Furthermore, we speculate that unit-specific calibration factors estimated in the laboratory not fully reflect inter-instrument variations in the field. This, in combination with the presence of other major sources of variation, indicates that the Bland-Altman plot only to a certain degree will capture the "true" individual diversity between raw field data and field data obtained without any measurement error. Nevertheless the outliers, which were observed, are probably explained by repeated measurements with one or few units with particular poor reliability. This highlights the importance of performing continuous calibration checks according to an a priori limit of variability.
Changed inter-instrumental reliability over time
Significantly non-homogeneous standard deviations with increasing size over time were observed in the group of MTI instruments when exposed to standardized accelerations in the mechanical setup. This indicates a modestly reduced inter-instrument reliability throughout the data collection period. Although the SD increased slightly over time in the CSA instruments, a significant heterogeneous pattern could not be observed. It should be noted that when the MTI instruments were calibrated the first time in November no instrument had yet been sent into the field. Therefore, we speculate that the reduced reliability over time partly might be the result of mechanical wear on the cantilevered moving arm (the accelerometer sensor) caused by everyday movements and instrument shocks.
In the group of CSA instruments, inter-instrument variability was found to be rather high to begin with. However, it should be noted that the somewhat older CSA instruments had been used in another study before the first calibration was performed in November 2003. As time went by from November 2003 to March 2004, inter-instrument reliability in the MTI instruments was approaching the level of the CSA instruments.
Comparing acceleration responses between MTI and CSA instruments

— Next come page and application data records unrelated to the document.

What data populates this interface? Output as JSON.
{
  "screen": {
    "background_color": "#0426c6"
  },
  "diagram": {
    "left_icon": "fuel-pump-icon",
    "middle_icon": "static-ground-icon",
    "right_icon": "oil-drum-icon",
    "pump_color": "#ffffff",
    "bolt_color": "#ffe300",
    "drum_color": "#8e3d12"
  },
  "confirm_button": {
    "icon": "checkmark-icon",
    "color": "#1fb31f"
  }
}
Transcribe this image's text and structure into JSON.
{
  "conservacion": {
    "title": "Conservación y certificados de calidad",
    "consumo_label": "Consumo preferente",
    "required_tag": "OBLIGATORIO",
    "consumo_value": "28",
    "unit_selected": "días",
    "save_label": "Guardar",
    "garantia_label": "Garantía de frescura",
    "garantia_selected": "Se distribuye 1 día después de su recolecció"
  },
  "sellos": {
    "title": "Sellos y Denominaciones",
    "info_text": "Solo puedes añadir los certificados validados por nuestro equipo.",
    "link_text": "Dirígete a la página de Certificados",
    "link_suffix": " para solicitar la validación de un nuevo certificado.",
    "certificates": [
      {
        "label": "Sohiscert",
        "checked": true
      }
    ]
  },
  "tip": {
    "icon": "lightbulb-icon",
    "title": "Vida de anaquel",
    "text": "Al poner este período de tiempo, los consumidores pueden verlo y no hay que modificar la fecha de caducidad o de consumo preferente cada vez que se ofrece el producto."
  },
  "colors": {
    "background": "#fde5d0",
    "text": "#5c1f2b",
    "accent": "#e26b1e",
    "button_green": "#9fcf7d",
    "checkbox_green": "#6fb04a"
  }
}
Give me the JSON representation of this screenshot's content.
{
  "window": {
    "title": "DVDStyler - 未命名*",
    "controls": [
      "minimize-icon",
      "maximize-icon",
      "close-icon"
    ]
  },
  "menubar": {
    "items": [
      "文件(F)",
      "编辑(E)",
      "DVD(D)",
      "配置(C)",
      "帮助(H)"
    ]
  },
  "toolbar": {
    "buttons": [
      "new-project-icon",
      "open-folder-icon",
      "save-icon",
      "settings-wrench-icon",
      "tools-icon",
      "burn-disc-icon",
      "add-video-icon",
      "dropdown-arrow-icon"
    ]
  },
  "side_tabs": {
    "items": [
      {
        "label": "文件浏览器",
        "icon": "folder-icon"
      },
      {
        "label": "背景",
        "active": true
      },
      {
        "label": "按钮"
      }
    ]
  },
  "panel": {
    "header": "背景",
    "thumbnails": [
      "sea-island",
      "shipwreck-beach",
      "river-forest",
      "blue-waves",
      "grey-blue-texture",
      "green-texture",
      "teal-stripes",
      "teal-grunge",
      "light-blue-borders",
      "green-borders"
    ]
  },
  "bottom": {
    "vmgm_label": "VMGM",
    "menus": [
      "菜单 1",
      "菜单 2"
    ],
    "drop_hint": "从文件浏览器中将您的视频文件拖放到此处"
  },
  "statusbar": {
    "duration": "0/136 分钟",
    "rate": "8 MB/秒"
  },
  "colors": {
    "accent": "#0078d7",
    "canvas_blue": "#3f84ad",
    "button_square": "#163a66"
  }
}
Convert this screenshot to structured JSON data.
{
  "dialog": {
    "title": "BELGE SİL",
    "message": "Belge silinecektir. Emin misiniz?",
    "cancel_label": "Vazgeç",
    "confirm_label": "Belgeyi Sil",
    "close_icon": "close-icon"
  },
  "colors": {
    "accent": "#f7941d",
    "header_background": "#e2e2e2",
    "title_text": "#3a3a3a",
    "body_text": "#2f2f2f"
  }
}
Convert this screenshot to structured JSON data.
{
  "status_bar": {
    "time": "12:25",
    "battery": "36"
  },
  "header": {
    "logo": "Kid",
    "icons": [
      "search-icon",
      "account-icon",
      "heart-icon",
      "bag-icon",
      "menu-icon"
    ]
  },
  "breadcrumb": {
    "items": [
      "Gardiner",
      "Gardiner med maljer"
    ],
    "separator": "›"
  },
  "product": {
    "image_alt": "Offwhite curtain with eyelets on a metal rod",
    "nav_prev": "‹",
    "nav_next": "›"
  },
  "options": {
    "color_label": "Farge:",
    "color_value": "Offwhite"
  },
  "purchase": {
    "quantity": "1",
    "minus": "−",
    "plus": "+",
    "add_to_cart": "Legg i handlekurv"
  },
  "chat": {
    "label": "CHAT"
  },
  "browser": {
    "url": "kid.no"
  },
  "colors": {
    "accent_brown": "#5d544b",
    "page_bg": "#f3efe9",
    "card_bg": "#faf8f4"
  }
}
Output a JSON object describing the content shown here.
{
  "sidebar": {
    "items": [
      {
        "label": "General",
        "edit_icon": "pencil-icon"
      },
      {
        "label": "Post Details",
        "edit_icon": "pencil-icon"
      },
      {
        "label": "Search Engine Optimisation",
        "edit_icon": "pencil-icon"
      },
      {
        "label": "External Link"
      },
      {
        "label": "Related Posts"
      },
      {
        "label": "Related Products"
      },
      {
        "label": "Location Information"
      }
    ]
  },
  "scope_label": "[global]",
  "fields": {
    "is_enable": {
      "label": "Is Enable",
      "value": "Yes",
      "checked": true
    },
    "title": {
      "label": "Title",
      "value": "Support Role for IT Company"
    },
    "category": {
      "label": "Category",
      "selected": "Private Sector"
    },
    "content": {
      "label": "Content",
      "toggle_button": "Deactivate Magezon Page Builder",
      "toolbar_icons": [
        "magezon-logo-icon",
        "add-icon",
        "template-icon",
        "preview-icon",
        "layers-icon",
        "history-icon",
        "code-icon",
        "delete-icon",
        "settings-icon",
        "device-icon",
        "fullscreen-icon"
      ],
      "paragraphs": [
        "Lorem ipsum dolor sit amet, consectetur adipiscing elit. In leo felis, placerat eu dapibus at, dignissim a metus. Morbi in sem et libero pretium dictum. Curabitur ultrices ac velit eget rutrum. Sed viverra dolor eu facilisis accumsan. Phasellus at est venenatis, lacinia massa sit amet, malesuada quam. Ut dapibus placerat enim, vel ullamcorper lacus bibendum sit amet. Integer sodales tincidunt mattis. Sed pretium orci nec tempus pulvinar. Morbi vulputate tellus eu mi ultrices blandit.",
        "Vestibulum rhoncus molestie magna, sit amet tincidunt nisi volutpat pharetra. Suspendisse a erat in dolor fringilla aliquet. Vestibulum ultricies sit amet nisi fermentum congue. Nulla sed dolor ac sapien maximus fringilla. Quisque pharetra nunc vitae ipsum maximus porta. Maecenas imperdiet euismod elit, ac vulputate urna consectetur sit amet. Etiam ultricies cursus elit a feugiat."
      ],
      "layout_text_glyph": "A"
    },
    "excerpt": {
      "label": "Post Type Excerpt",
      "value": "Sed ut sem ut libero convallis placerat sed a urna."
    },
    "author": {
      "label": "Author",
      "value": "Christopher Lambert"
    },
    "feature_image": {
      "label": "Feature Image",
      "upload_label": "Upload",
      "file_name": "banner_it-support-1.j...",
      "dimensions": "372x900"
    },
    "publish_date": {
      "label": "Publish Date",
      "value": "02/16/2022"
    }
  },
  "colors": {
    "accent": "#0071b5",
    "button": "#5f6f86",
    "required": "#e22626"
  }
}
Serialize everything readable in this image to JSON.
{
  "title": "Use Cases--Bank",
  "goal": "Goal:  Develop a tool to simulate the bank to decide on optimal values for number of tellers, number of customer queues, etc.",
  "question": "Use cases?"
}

The Actigraph count output has previously been found to increase as frequency decreases at a given acceleration [27, 28]. Therefore, the fact that in the present study CSA instruments were exposed to slightly higher frequencies compared to the MTI instruments, potentially challenges the validity of our results indicating a batch effect. However, when identical frequencies and acceleration magnitudes were applied post hoc in June 2004, the MTI instruments displayed a significantly (p < 0.001) increased acceleration response of 9.50%, when compared to the group of CSA instruments. Indications of batch/lot effects have also previously been reported by Esliger et al.  who compared mean accelerometer output in six testing conditions in a mechanical setup.
To test whether the different acceleration response observed between the batches of MTI- and CSA instruments in the present study was due to the past use of CSA instruments, the mean acceleration response was compared post hoc in the mechanical setup in 2006 immediately after all CSA units were calibrated according to the spinning procedure recommended by the manufacturer . Results revealed a significantly (p = 0.002) increased mean acceleration response of 10.7% in the MTI instruments, indicating that the diversity previously observed three years earlier apparently mirrored a more universal disparity across the two generations of instruments.